This is, again, because Dunkirk is an experience, and when it’s all said and done, the way you watched the film is about as important as whether or not you did see the film. There are no characters on which to fall back. There is no personalized drama or even personalized accounts of the individuals involved in the evacuation. Most of the previously noted characters get a handful of dialog and even less to exchange with one another, and when the film concludes, you reflect on the thrill-ride that was the film rather than the connection you had to any soul in the movie whatsoever. Some might be able to get past that, maybe those who have served their country; I cannot as someone who craves characters in the films I watch.
In a way, this is both a criticism and a simple comment about the film. Nolan’s intention is obviously to show the plight of a large group of men, all stuck in similar situations, dressed indiscernible from one another, and faced with insurmountable odds in regards to their common goal of getting home. Dunkirk could absolutely be considered minimalist, but remove its debatably landmark technical attributes, and I’d argue it would hardly be considered memorable.
Certain shots of the film carry a lot of weight and show how mathematical and geometric Nolan is with framing and precision. There’s a shot of a soldier on a boat as him and his acquaintance’s father look onward at the black smoke and flames at Dunkirk, as seen through the windshield of the boat, that’s so precise despite the undoubtedly rough filming conditions. There’s a serene shot of a pilot standing before a plane engulfed in flames, and as we see the man with his back towards the camera, he almost fades into becoming a silhouette figure. There’s a terrific long-shot that captures the sameness of the soldiers from a birds-eye perspective as a sea of helmets, and there are a slew of very well-filmed and precisely edited (by Lee Smith, Nolan’s go-to editor since Batman Begins) scenes in the sky and on the rocky waters that loan themselves to being picturesque.
But all of these shots would’ve been that much more impacting had we known even a little more about the characters we are witnessing. Instead, it’s back to the Lone Survivor paradox, where the ultimate goal is to keep the memory of these brave, selfless individuals alive, yet how can we if we hardly are informed of their first names until the end-credits?
The film runs at a lean 107 minutes, which is absolutely perfect given what Dunkirk is trying to accomplish. Any longer would’ve made perfunctory backstory about Nazi-occupied Germany and America’s eventual involved in World War II a subplot we simply didn’t need, and any shorter would’ve felt even more slight. Dunkirk is a mean, muscled war-movie, but it’s too dependent on aesthetics and how those aesthetics are viewed to be considered much else.
NOTE: My audio review/discussion of Dunkirk from my radio show Sleepless with Steve:
NOTE II: As of this writing, Dunkirk is available to rent on multiple streaming platforms.

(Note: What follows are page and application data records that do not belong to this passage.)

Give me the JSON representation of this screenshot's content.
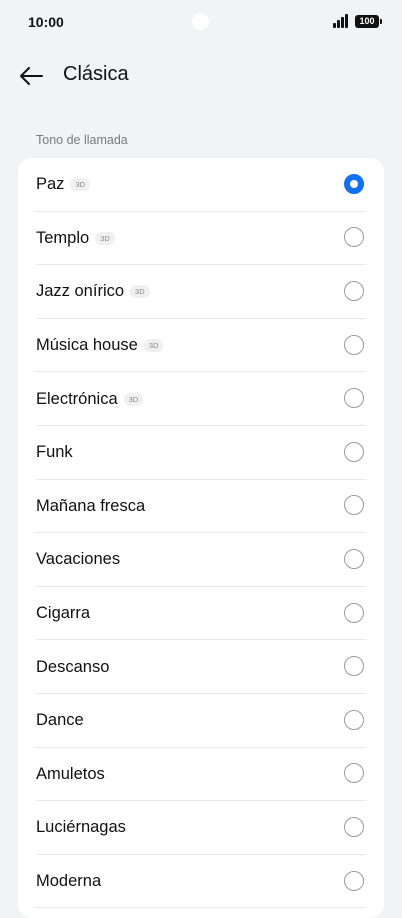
{
  "status_bar": {
    "time": "10:00",
    "battery": "100"
  },
  "header": {
    "title": "Clásica",
    "back_icon": "arrow-left-icon"
  },
  "section": {
    "label": "Tono de llamada"
  },
  "accent_color": "#1470ef",
  "ringtones": [
    {
      "name": "Paz",
      "badge": "3D",
      "selected": true
    },
    {
      "name": "Templo",
      "badge": "3D",
      "selected": false
    },
    {
      "name": "Jazz onírico",
      "badge": "3D",
      "selected": false
    },
    {
      "name": "Música house",
      "badge": "3D",
      "selected": false
    },
    {
      "name": "Electrónica",
      "badge": "3D",
      "selected": false
    },
    {
      "name": "Funk",
      "badge": "",
      "selected": false
    },
    {
      "name": "Mañana fresca",
      "badge": "",
      "selected": false
    },
    {
      "name": "Vacaciones",
      "badge": "",
      "selected": false
    },
    {
      "name": "Cigarra",
      "badge": "",
      "selected": false
    },
    {
      "name": "Descanso",
      "badge": "",
      "selected": false
    },
    {
      "name": "Dance",
      "badge": "",
      "selected": false
    },
    {
      "name": "Amuletos",
      "badge": "",
      "selected": false
    },
    {
      "name": "Luciérnagas",
      "badge": "",
      "selected": false
    },
    {
      "name": "Moderna",
      "badge": "",
      "selected": false
    }
  ]
}
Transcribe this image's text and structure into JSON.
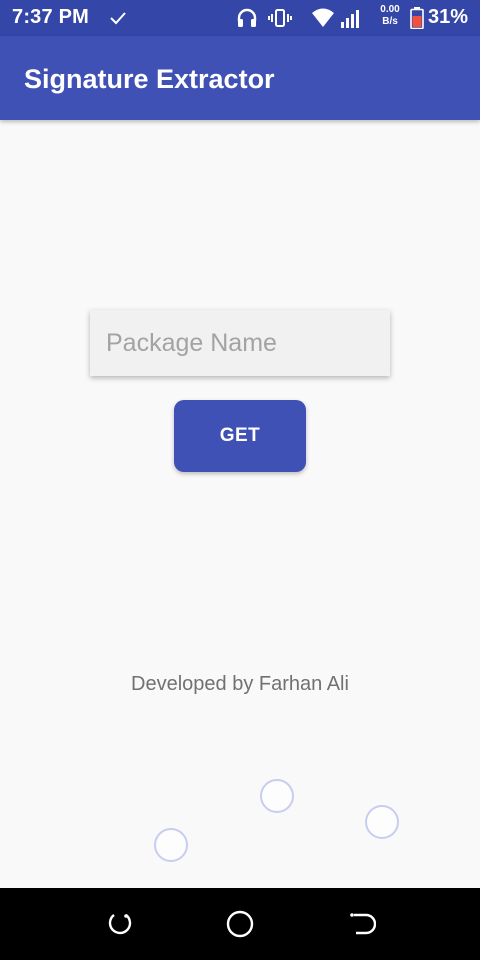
{
  "status_bar": {
    "time": "7:37 PM",
    "net_speed_value": "0.00",
    "net_speed_unit": "B/s",
    "battery": "31%",
    "icons": [
      "check-icon",
      "headset-icon",
      "vibrate-icon",
      "wifi-icon",
      "signal-icon",
      "battery-icon"
    ]
  },
  "app_bar": {
    "title": "Signature Extractor"
  },
  "form": {
    "package_placeholder": "Package Name",
    "package_value": "",
    "get_label": "GET"
  },
  "footer": {
    "credit": "Developed by Farhan Ali"
  },
  "nav_bar": {
    "icons": [
      "recent-apps-icon",
      "home-icon",
      "back-icon"
    ]
  },
  "colors": {
    "status_bar": "#3446a8",
    "primary": "#3f51b5",
    "background": "#f9f9f9",
    "bubble_border": "#c8cdf0"
  }
}
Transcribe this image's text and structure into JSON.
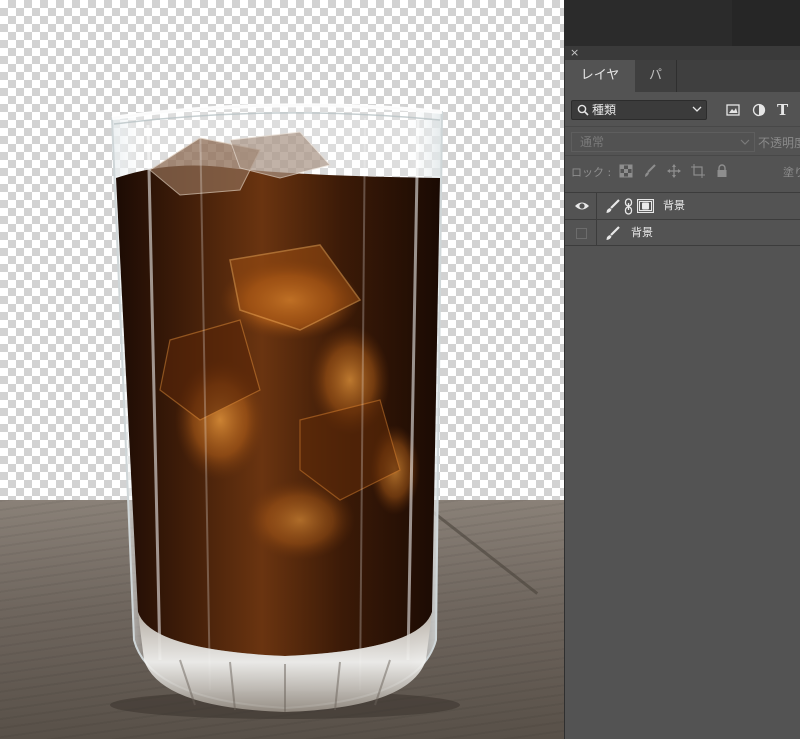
{
  "panel": {
    "close_glyph": "×",
    "tabs": [
      {
        "label": "レイヤー",
        "active": true
      },
      {
        "label": "パス",
        "active": false
      }
    ],
    "filter": {
      "label": "種類",
      "icons": [
        "search-icon",
        "chevron-down-icon",
        "image-filter-icon",
        "adjustment-filter-icon",
        "type-filter-icon"
      ],
      "type_glyph": "T"
    },
    "blend_mode": "通常",
    "opacity_label": "不透明度",
    "lock_label": "ロック :",
    "lock_icons": [
      "lock-transparent-icon",
      "lock-paint-icon",
      "lock-move-icon",
      "lock-artboard-icon",
      "lock-all-icon"
    ],
    "fill_label": "塗り",
    "layers": [
      {
        "name": "背景",
        "visible": true,
        "has_mask": true,
        "icons": [
          "eye-icon",
          "brush-icon",
          "chain-icon",
          "mask-icon"
        ]
      },
      {
        "name": "背景",
        "visible": false,
        "has_mask": false,
        "icons": [
          "brush-icon"
        ]
      }
    ]
  },
  "colors": {
    "panel_bg": "#535353",
    "tab_bar": "#3f3f3f",
    "canvas_dark": "#262626",
    "checker_light": "#ffffff",
    "checker_dark": "#d2d2d2",
    "table_wood": "#7a7168",
    "cola": "#3a1a08",
    "cola_highlight": "#e08a2a"
  }
}
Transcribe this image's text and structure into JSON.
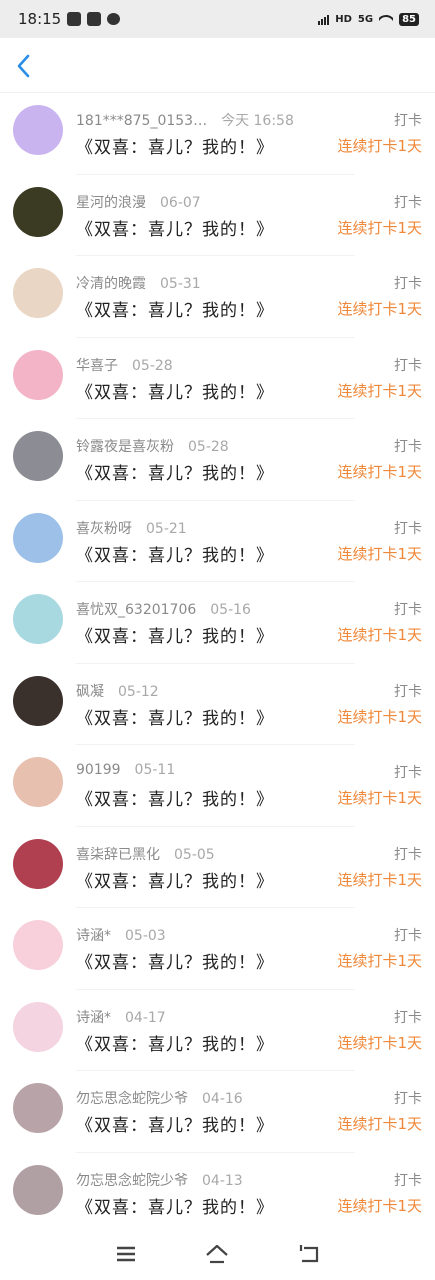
{
  "status_bar": {
    "time": "18:15",
    "network": "5G",
    "hd": "HD",
    "battery": "85"
  },
  "header": {
    "back_icon": "chevron-left-icon"
  },
  "list": [
    {
      "name": "181***875_0153…",
      "date": "今天 16:58",
      "title": "《双喜：喜儿？我的！》",
      "tag": "打卡",
      "streak": "连续打卡1天",
      "avatar_color": "#c9b4f0"
    },
    {
      "name": "星河的浪漫",
      "date": "06-07",
      "title": "《双喜：喜儿？我的！》",
      "tag": "打卡",
      "streak": "连续打卡1天",
      "avatar_color": "#3b3a22"
    },
    {
      "name": "冷清的晚霞",
      "date": "05-31",
      "title": "《双喜：喜儿？我的！》",
      "tag": "打卡",
      "streak": "连续打卡1天",
      "avatar_color": "#e9d6c4"
    },
    {
      "name": "华喜子",
      "date": "05-28",
      "title": "《双喜：喜儿？我的！》",
      "tag": "打卡",
      "streak": "连续打卡1天",
      "avatar_color": "#f4b4c8"
    },
    {
      "name": "铃露夜是喜灰粉",
      "date": "05-28",
      "title": "《双喜：喜儿？我的！》",
      "tag": "打卡",
      "streak": "连续打卡1天",
      "avatar_color": "#8c8c94"
    },
    {
      "name": "喜灰粉呀",
      "date": "05-21",
      "title": "《双喜：喜儿？我的！》",
      "tag": "打卡",
      "streak": "连续打卡1天",
      "avatar_color": "#9cc0e8"
    },
    {
      "name": "喜忧双_63201706",
      "date": "05-16",
      "title": "《双喜：喜儿？我的！》",
      "tag": "打卡",
      "streak": "连续打卡1天",
      "avatar_color": "#a8d8e0"
    },
    {
      "name": "砜凝",
      "date": "05-12",
      "title": "《双喜：喜儿？我的！》",
      "tag": "打卡",
      "streak": "连续打卡1天",
      "avatar_color": "#3a302c"
    },
    {
      "name": "90199",
      "date": "05-11",
      "title": "《双喜：喜儿？我的！》",
      "tag": "打卡",
      "streak": "连续打卡1天",
      "avatar_color": "#e8c0b0"
    },
    {
      "name": "喜柒辞已黑化",
      "date": "05-05",
      "title": "《双喜：喜儿？我的！》",
      "tag": "打卡",
      "streak": "连续打卡1天",
      "avatar_color": "#b04050"
    },
    {
      "name": "诗涵*",
      "date": "05-03",
      "title": "《双喜：喜儿？我的！》",
      "tag": "打卡",
      "streak": "连续打卡1天",
      "avatar_color": "#f8d0dc"
    },
    {
      "name": "诗涵*",
      "date": "04-17",
      "title": "《双喜：喜儿？我的！》",
      "tag": "打卡",
      "streak": "连续打卡1天",
      "avatar_color": "#f4d4e0"
    },
    {
      "name": "勿忘思念蛇院少爷",
      "date": "04-16",
      "title": "《双喜：喜儿？我的！》",
      "tag": "打卡",
      "streak": "连续打卡1天",
      "avatar_color": "#b8a4a8"
    },
    {
      "name": "勿忘思念蛇院少爷",
      "date": "04-13",
      "title": "《双喜：喜儿？我的！》",
      "tag": "打卡",
      "streak": "连续打卡1天",
      "avatar_color": "#b0a0a4"
    }
  ],
  "colors": {
    "accent": "#2a8ee8",
    "streak": "#f0883a"
  }
}
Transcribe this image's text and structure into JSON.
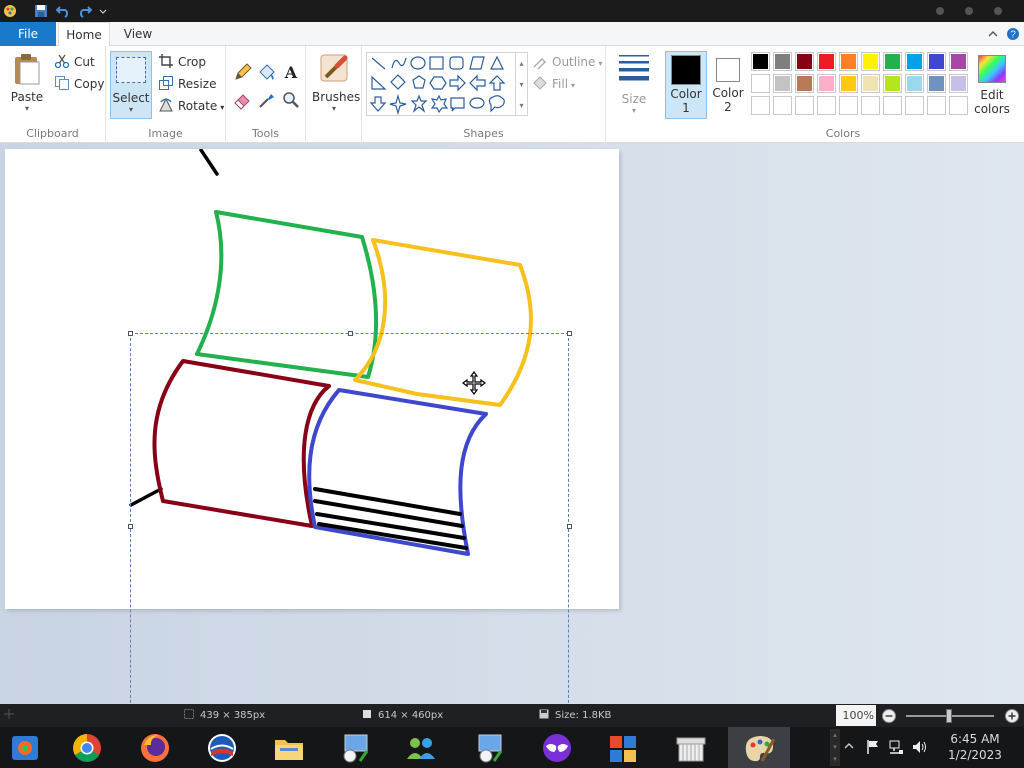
{
  "ribbon": {
    "tabs": {
      "file": "File",
      "home": "Home",
      "view": "View"
    },
    "clipboard": {
      "paste": "Paste",
      "cut": "Cut",
      "copy": "Copy",
      "label": "Clipboard"
    },
    "image": {
      "select": "Select",
      "crop": "Crop",
      "resize": "Resize",
      "rotate": "Rotate",
      "label": "Image"
    },
    "tools": {
      "label": "Tools"
    },
    "brushes": {
      "label": "Brushes"
    },
    "shapes": {
      "outline": "Outline",
      "fill": "Fill",
      "label": "Shapes"
    },
    "size": {
      "label": "Size"
    },
    "colors": {
      "color1": "Color\n1",
      "color2": "Color\n2",
      "edit": "Edit\ncolors",
      "label": "Colors",
      "color1_value": "#000000",
      "color2_value": "#ffffff",
      "palette_row1": [
        "#000000",
        "#7f7f7f",
        "#880015",
        "#ed1c24",
        "#ff7f27",
        "#fff200",
        "#22b14c",
        "#00a2e8",
        "#3f48cc",
        "#a349a4"
      ],
      "palette_row2": [
        "#ffffff",
        "#c3c3c3",
        "#b97a57",
        "#ffaec9",
        "#ffc90e",
        "#efe4b0",
        "#b5e61d",
        "#99d9ea",
        "#7092be",
        "#c8bfe7"
      ],
      "palette_row3": [
        "#ffffff",
        "#ffffff",
        "#ffffff",
        "#ffffff",
        "#ffffff",
        "#ffffff",
        "#ffffff",
        "#ffffff",
        "#ffffff",
        "#ffffff"
      ]
    }
  },
  "statusbar": {
    "selection_size": "439 × 385px",
    "canvas_size": "614 × 460px",
    "file_size": "Size: 1.8KB",
    "zoom": "100%"
  },
  "taskbar": {
    "apps": [
      "photo-viewer",
      "chrome",
      "firefox",
      "obama-logo-app",
      "file-explorer",
      "network-app",
      "people-app",
      "network-app-2",
      "mask-app",
      "office-app",
      "archive-app",
      "paint-app"
    ],
    "time": "6:45 AM",
    "date": "1/2/2023"
  },
  "icons": {
    "move_cursor": "move-cursor-icon"
  }
}
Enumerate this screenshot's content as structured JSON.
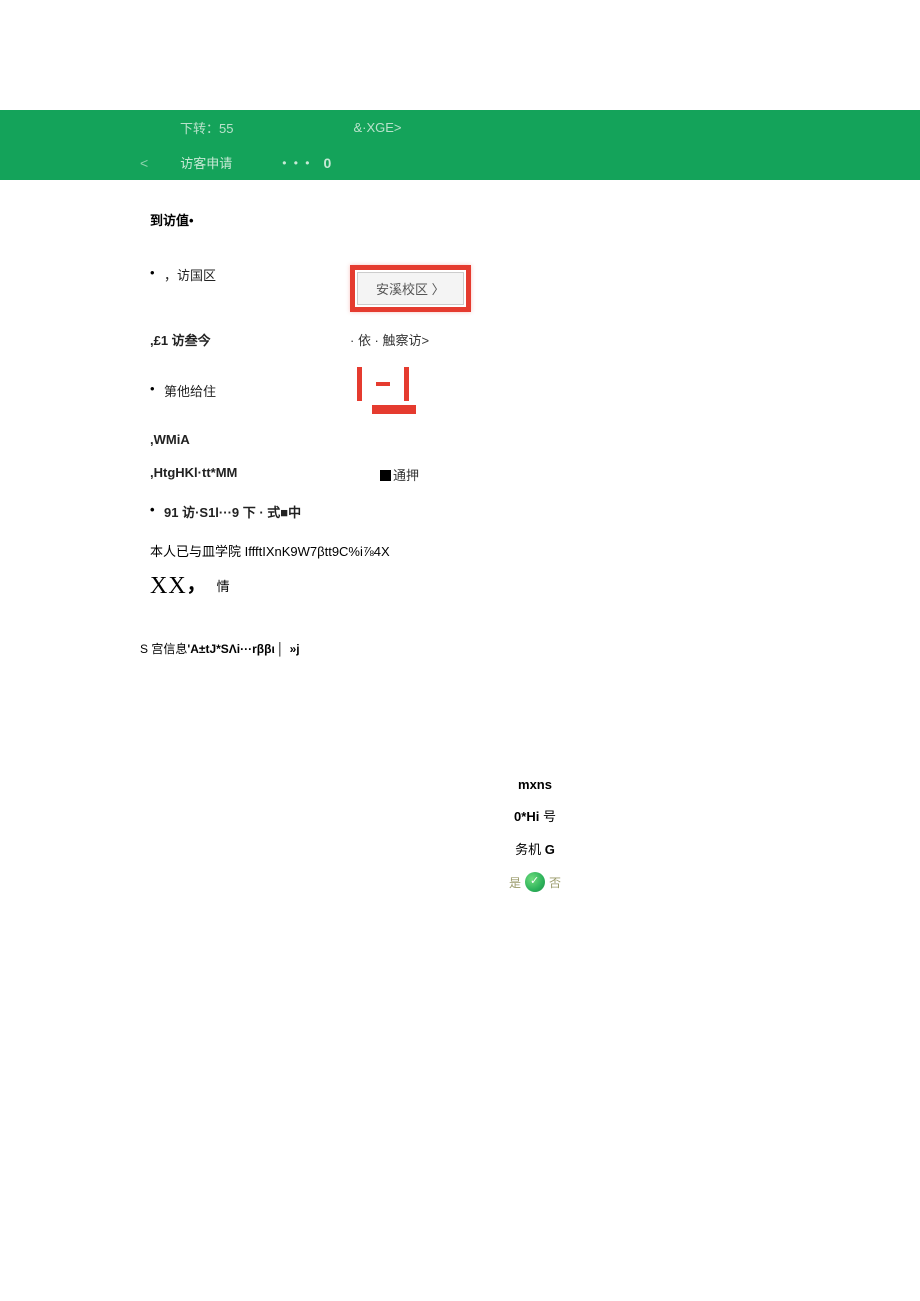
{
  "header": {
    "row1_left": "下转：55",
    "row1_right": "&·XGE>",
    "back_chevron": "<",
    "title": "访客申请",
    "dots": "• • •",
    "zero": "0"
  },
  "content": {
    "visit_value_label": "到访值•",
    "item1": "，访国区",
    "button_label": "安溪校区 〉",
    "item2_label": ",£1 访叁今",
    "item2_right": "· 依 · 触察访>",
    "item3": "第他给住",
    "wmia_label": ",WMiA",
    "htg_label": ",HtgHKl·tt*MM",
    "square_text": "通押",
    "item4": "91 访·S1l···9 下 · 式■中",
    "paragraph": "本人已与皿学院 IffftIXnK9W7βtt9C%i⅞4X",
    "xx": "XX",
    "xx_comma": "，",
    "xx_tail": "情",
    "note_prefix": "S 宫信息",
    "note_bold": "'A±tJ*SΛi···rββι",
    "note_tail": "»j"
  },
  "lower": {
    "line1": "mxns",
    "line2_bold": "0*Hi",
    "line2_tail": " 号",
    "line3_prefix": "务机 ",
    "line3_bold": "G",
    "yes": "是",
    "no": "否"
  }
}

Starring: Fionn Whitehead, Mark Rylance, Tom Glynn-Carney, Tom Hardy, Harry Styles, Jack Lowden, and Cillian Murphy. Directed by: Christopher Nolan.
Steve Pulaski has been reviewing movies since 2009 for a barrage of different outlets. He graduated North Central College in 2018 and currently works as an on-air radio personality. He also hosts a weekly movie podcast called "Sleepless with Steve," dedicated to film and the film industry, on his YouTube channel. In addition to writing, he's a die-hard Chicago Bears fan and has two cats, appropriately named Siskel and Ebert!